Task to carry out: Hunt for the word "icon" across the entries below, copying each line that holds it.

Extracted records:
Segment Open
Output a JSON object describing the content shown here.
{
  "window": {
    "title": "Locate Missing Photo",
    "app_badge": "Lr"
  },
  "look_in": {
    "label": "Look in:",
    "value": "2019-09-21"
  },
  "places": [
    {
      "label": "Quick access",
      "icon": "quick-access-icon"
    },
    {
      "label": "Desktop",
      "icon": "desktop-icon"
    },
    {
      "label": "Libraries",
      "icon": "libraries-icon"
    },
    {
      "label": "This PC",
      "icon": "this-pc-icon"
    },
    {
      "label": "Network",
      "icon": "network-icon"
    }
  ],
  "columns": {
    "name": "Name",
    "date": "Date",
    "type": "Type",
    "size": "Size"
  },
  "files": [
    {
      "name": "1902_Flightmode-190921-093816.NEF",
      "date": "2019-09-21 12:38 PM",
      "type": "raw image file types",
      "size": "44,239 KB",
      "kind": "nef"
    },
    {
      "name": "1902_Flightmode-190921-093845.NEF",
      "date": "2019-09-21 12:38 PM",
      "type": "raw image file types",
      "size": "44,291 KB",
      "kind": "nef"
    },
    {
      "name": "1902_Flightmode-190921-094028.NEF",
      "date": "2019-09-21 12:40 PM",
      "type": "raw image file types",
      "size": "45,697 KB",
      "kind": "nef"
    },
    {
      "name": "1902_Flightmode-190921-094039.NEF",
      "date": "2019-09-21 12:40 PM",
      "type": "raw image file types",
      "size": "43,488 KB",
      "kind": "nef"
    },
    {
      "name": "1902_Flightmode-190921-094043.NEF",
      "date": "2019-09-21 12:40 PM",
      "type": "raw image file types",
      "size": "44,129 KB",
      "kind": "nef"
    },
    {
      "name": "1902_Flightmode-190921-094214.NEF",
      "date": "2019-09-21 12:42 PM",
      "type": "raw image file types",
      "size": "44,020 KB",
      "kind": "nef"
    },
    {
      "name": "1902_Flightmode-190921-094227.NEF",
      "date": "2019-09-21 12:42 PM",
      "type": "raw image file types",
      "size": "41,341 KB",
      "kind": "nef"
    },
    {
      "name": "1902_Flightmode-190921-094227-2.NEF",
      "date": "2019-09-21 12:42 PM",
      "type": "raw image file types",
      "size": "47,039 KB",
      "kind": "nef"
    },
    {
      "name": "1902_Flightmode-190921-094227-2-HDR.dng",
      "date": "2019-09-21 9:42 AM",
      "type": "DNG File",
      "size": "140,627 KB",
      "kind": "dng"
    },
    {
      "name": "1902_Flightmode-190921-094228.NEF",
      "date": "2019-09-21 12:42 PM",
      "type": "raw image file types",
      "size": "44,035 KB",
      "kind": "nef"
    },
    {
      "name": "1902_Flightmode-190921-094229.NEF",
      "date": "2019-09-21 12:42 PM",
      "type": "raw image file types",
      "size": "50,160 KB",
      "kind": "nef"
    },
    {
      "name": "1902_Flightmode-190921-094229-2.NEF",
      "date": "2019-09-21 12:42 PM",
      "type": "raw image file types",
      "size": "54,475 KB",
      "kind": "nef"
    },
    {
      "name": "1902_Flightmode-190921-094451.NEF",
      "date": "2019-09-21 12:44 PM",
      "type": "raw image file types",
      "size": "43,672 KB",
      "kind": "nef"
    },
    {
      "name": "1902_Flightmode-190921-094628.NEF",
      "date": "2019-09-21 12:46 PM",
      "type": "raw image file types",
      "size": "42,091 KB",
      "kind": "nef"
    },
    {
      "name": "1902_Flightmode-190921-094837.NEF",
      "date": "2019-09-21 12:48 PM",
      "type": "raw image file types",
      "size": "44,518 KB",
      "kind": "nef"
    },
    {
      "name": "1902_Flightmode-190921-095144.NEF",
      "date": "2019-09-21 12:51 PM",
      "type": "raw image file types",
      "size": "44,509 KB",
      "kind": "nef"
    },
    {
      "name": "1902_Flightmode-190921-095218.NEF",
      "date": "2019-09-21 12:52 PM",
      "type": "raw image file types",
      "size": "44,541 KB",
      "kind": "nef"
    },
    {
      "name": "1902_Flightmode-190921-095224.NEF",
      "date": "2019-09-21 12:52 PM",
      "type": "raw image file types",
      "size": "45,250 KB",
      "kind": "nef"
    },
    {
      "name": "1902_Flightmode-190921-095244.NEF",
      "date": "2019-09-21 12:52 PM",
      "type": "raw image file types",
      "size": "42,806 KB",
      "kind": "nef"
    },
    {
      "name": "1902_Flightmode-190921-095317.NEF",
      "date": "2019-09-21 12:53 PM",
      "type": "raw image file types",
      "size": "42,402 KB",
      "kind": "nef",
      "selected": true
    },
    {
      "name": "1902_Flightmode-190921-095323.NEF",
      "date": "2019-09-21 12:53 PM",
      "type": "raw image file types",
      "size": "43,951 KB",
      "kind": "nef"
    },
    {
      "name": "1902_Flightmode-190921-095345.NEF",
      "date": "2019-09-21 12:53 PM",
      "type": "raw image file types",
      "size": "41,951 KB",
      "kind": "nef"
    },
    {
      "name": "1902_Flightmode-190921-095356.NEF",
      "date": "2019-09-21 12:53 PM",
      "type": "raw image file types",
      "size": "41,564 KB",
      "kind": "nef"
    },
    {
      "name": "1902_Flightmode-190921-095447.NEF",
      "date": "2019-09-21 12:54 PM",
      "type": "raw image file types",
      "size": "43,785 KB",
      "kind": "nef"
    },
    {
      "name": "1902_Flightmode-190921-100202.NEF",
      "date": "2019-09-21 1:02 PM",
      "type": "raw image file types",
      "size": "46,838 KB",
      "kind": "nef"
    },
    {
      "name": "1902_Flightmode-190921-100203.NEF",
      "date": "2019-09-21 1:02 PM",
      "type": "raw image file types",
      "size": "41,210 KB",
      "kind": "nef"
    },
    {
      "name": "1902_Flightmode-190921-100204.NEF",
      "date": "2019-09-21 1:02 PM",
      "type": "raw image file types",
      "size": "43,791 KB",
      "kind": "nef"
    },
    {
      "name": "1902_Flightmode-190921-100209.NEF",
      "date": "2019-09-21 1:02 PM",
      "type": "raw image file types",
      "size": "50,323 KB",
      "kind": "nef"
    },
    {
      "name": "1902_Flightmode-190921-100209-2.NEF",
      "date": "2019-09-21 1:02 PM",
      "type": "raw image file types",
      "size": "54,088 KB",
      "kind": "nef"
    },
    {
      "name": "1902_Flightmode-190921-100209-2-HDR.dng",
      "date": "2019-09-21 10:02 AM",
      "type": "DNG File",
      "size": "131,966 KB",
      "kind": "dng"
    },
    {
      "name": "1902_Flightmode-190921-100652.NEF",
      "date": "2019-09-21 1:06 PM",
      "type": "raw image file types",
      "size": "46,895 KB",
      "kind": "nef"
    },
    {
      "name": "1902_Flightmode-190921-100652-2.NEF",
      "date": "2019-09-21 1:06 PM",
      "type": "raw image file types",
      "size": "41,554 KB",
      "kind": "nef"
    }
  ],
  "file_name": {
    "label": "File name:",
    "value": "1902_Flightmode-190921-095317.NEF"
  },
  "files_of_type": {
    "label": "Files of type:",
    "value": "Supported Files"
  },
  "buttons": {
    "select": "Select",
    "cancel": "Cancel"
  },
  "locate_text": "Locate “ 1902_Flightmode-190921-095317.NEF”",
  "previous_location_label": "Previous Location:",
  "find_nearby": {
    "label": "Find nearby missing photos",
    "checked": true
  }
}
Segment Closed
Response below:
      "icon": "quick-access-icon"
      "icon": "desktop-icon"
      "icon": "libraries-icon"
      "icon": "this-pc-icon"
      "icon": "network-icon"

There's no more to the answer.